Review: Diner Dash
ESRB: E for Everyone
Genre: Time Management
Number of Players: 1-8
Publisher: Hudson Entertainment/PlayFirst
Release Date: Nov 24, 2009
Cost: PSN: $9.99 US or XBLA: 800 Points
Diner Dash is available on both the PSN and XBLA. This review is based on the PSN version of the game.
One of the best known series in casual gaming history, Diner Dash is the one that started Flo’s gaming superstardom. Flo’s job is stressing her out and she decides to open her own restaurant. You will control the new and improved 3-D version of Flo, running around the restaurant seating your guests, taking checks to the pass, waiting on tables and cleaning up once they have enjoyed their meals. Its all about utilizing your time and figuring out how to serve the most amount of customers without sacrificing excellent service.
As with the original version of the game, you start out with just a few tables in a run-down hole in the wall. As you meet and beat your goals, more tables and upgrades to your restaurant will be awarded to you. Eventually you will have several 2-tops and 4-tops to service. Create chains for added bonuses by performing the same action several times in a row. Each level gives you a regular goal which you must meet to clear the level, as well as an Expert goal which gets you the Gold Trophy “I really ate the whole thing!” for achieving this rank on every level.
Flo is now 3-D, which moves the player away from the original point and click play of the computer versions that started the Dash craze. Using the left stick you will run around the restaurant and try to earn as much as you can in the allotted time. My only issue was some minor collision detection. If I wasn’t standing in exactly the right spot, I couldn’t interact with the diners or tables, having to waste precious seconds trying to find just the right spot. I also found myself bumping into the tables quite a bit and wasting time trying to run in a giant arc around them.
And then I discovered there are shortcuts. You can tell Flo to bring an order up by pushing Square, take her to the counter to pick up orders with Triangle, and bring the dishes to the cart with Circle. If you decide you want to change what you are doing while Flo is heading in one of those directions, simply move the left analog stick to regain control. Keep an eye out for the flashing upgrade icon in the top right corner. Once you have enough money and it starting blinking away, hit the Select button and choose which upgrade you would like to add to the restaurant.

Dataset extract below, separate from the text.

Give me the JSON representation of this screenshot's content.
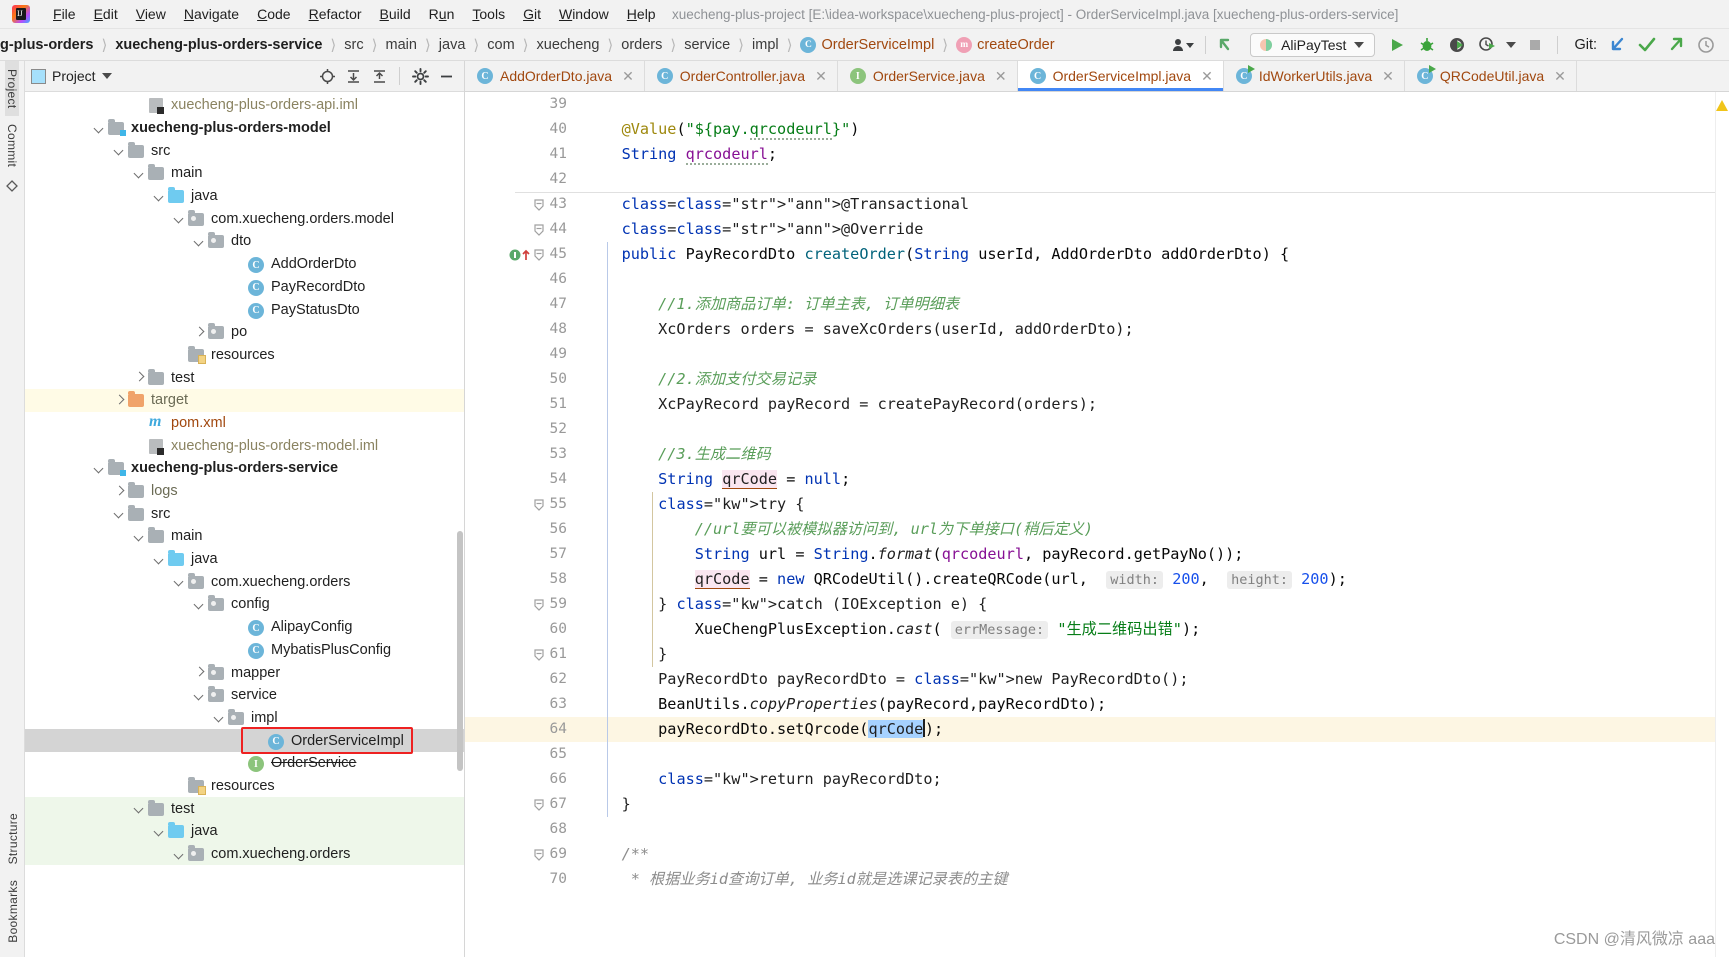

There are four restaurants in career mode for you to complete, as well as added features of Endless Mode and multiplayer modes. You can choose Head to Head mode or Team Dash, allowing up to eight players to compete for bragging rights. I played Tip Wars and Endless Mode online, and both ran very smoothly. (Which is a nice change of pace for me, as most of my PS3 online play has been brutal in the past.) One of the control modes we tried during this time was Cursor mode, where there is a giant arrow you move around instead of Flo. This mode was a bit clunky and hard to get used to, so I don’t recommend it.
Bringing a game such as Diner Dash to the PSN and XBLA is a great move. It makes the game accessible to people who are not that big into casual games, as well as brings casual gamers to a console where they can play with their loved ones. Nothing is lost in translation from PC to console, which is a huge plus.
*Review code was provided by Hudson Entertainment, and does not affect the outcome of this review.*